# Goal of the exercise:
Filter these entries down to the lines that hold the word "designation", and show each of them.

"""

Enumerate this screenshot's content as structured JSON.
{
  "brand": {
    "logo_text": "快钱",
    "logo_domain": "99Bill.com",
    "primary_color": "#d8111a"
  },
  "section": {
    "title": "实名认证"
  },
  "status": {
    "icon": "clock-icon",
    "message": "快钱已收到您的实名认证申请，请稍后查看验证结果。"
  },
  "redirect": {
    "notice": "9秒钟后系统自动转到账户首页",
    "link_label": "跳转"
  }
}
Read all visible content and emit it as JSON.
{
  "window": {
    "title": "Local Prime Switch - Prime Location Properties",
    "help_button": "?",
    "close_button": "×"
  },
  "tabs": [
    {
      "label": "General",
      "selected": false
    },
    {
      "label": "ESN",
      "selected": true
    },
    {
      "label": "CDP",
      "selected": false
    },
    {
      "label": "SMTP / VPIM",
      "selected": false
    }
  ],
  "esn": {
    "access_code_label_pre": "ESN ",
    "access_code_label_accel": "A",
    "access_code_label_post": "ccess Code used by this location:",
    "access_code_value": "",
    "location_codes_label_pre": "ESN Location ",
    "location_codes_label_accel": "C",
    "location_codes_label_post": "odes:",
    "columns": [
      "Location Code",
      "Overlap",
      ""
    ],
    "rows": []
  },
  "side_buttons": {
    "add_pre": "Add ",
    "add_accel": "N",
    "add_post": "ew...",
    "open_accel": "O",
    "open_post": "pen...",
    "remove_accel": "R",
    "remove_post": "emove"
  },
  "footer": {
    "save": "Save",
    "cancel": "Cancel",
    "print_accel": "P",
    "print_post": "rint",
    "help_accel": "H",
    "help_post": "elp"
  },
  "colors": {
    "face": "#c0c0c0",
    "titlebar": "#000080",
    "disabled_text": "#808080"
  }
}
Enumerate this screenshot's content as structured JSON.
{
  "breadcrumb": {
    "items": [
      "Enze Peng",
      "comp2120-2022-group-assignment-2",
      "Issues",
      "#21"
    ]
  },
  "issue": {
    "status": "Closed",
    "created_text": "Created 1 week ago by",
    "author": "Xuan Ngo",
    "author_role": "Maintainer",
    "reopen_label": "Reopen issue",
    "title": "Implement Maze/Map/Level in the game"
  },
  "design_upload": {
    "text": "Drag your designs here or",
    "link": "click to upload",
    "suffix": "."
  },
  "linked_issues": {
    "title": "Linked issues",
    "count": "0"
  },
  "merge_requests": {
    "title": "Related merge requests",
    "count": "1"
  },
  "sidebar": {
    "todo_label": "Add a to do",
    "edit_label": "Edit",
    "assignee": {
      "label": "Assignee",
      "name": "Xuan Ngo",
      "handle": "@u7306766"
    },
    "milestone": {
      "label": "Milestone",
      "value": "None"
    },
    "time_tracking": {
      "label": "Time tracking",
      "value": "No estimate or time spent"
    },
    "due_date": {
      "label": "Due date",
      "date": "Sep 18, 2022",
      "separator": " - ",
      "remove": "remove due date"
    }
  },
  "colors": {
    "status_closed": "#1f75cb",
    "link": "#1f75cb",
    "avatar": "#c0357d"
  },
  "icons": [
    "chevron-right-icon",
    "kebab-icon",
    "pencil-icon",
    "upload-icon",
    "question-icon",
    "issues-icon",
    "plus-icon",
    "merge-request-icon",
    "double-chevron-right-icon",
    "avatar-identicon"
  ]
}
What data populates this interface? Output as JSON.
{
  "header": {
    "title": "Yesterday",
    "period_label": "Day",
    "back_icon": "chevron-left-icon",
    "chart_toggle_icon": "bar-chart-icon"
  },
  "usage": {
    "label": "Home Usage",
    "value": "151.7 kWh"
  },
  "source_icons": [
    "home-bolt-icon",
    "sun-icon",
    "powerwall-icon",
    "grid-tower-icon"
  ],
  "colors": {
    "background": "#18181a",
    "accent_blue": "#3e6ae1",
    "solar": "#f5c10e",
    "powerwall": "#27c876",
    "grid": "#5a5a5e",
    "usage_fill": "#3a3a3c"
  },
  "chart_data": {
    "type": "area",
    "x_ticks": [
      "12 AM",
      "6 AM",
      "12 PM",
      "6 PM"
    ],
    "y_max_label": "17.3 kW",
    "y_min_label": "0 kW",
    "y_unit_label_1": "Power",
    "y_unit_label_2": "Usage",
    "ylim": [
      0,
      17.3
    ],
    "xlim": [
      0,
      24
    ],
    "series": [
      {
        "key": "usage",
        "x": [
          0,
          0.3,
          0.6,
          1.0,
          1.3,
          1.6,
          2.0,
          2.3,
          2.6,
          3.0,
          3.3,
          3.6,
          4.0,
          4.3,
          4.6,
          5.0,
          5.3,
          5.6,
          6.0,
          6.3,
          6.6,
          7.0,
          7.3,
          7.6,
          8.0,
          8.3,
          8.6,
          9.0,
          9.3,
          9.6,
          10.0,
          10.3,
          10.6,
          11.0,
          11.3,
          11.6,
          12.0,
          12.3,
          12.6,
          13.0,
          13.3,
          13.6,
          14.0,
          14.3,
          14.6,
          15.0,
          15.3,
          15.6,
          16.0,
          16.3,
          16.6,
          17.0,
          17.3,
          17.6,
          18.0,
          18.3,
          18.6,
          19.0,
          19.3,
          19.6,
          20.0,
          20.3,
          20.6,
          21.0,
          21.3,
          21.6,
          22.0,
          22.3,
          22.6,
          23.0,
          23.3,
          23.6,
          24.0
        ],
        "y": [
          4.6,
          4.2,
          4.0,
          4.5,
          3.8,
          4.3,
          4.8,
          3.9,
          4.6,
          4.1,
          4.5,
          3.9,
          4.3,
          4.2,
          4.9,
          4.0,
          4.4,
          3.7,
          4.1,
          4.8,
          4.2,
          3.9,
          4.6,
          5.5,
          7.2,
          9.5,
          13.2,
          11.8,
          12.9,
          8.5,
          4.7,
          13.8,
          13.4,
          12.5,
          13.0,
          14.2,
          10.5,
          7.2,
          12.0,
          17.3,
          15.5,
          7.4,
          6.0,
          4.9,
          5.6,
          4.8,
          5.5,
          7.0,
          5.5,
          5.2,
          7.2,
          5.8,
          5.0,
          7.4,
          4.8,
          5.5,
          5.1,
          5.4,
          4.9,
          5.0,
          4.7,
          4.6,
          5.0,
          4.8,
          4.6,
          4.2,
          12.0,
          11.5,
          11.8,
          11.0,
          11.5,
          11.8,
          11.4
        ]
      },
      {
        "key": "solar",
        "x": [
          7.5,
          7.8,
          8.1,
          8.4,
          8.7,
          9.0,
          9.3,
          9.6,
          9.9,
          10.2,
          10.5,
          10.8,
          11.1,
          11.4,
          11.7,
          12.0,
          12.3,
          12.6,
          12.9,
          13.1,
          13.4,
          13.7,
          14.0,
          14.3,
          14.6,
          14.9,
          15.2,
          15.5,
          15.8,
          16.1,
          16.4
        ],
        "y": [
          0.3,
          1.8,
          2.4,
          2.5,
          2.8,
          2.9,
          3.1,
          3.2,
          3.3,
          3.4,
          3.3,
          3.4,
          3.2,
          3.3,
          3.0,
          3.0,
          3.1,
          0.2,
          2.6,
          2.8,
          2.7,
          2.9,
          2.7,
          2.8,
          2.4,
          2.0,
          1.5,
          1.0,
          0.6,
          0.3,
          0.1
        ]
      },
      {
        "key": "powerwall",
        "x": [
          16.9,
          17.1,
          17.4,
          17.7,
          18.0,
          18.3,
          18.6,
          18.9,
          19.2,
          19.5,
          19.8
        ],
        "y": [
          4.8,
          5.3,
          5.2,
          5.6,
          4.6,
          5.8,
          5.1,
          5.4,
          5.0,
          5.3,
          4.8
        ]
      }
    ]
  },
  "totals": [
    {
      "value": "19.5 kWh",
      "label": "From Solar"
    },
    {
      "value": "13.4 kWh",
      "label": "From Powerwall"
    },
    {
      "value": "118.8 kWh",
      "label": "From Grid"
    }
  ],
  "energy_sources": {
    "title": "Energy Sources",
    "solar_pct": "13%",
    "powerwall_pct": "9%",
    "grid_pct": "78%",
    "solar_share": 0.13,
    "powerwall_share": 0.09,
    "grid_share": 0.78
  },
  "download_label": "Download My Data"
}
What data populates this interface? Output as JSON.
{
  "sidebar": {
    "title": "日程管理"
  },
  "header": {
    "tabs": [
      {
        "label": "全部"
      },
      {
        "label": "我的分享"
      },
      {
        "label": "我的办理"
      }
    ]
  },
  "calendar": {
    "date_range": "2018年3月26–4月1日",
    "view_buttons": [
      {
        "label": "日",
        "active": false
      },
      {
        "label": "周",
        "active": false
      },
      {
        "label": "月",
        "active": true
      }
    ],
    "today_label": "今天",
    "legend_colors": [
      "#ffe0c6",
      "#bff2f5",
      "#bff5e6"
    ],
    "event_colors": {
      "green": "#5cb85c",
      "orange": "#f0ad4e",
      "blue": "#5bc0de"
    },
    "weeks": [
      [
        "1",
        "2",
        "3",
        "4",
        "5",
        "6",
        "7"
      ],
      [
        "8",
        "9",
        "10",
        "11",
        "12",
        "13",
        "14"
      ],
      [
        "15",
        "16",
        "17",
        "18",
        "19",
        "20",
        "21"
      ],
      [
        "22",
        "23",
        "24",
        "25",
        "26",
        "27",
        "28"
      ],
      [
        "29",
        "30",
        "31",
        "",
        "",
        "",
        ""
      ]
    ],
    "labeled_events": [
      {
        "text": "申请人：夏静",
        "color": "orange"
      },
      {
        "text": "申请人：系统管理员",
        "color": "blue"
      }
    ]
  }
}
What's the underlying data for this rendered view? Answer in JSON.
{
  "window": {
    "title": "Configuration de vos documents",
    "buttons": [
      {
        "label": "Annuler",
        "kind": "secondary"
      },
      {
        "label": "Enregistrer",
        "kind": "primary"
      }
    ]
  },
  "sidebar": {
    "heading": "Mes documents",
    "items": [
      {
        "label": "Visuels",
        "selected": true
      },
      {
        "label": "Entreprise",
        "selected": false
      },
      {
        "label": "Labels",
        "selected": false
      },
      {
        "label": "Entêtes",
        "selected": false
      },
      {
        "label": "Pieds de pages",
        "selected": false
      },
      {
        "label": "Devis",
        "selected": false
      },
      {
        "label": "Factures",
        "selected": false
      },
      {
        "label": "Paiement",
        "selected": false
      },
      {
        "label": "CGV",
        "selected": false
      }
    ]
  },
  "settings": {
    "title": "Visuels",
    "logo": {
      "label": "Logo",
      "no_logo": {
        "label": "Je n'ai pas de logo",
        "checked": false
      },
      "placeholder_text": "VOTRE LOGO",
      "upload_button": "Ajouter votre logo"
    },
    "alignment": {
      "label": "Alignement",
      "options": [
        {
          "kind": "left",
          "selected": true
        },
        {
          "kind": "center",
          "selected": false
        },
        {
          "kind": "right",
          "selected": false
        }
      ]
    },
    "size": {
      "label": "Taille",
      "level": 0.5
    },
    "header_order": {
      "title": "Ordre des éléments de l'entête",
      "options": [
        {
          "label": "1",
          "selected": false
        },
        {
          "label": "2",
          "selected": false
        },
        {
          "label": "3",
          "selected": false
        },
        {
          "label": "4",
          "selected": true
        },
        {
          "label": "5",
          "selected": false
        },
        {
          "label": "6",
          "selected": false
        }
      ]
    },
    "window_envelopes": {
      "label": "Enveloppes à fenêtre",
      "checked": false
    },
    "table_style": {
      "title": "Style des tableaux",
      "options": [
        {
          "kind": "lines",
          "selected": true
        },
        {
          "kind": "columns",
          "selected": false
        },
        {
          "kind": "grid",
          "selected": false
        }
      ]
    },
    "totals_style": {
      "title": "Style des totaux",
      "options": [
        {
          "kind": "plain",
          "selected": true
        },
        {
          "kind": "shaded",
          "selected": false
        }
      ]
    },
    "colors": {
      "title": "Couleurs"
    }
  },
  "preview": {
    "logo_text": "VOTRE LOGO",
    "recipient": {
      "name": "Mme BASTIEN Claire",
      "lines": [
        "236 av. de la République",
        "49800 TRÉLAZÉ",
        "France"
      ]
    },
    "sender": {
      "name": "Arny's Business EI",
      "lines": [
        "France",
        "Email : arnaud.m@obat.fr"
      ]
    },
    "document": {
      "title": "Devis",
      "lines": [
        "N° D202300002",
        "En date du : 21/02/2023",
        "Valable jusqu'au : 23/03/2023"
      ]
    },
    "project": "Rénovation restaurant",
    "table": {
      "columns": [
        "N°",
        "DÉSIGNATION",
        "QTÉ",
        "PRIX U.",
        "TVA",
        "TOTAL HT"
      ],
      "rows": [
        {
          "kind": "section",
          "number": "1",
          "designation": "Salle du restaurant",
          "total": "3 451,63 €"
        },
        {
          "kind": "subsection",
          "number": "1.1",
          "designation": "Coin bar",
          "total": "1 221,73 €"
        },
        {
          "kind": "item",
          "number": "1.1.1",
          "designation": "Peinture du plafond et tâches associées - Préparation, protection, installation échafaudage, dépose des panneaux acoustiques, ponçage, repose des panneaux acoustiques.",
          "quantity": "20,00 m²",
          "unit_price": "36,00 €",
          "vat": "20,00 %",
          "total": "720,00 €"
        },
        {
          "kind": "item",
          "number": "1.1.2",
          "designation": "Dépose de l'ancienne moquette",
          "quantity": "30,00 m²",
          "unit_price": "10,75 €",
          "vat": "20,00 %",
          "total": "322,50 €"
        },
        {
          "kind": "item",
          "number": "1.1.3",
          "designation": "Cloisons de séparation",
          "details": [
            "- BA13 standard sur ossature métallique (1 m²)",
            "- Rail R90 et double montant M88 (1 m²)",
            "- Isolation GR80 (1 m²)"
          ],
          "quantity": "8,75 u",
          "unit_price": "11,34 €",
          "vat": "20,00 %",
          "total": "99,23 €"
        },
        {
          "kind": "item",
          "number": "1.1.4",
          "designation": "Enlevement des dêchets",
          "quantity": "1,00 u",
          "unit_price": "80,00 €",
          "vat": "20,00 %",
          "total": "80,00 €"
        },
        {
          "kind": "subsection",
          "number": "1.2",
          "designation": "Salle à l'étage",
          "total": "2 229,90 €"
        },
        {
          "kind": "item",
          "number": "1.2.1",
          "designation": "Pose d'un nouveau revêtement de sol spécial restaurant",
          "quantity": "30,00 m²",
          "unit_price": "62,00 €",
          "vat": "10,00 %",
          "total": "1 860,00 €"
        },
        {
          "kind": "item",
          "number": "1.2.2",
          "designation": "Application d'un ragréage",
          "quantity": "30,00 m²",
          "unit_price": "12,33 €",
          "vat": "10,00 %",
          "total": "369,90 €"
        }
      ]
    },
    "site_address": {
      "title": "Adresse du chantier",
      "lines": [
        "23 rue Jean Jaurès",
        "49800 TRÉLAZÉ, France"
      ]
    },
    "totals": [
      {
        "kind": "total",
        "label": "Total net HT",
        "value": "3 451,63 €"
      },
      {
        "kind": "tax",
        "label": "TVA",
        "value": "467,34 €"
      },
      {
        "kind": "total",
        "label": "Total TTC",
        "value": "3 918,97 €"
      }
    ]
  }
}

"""

# Response:
          "designation": "Salle du restaurant",
          "designation": "Coin bar",
          "designation": "Peinture du plafond et tâches associées - Préparation, protection, installation échafaudage, dépose des panneaux acoustiques, ponçage, repose des panneaux acoustiques.",
          "designation": "Dépose de l'ancienne moquette",
          "designation": "Cloisons de séparation",
          "designation": "Enlevement des dêchets",
          "designation": "Salle à l'étage",
          "designation": "Pose d'un nouveau revêtement de sol spécial restaurant",
          "designation": "Application d'un ragréage",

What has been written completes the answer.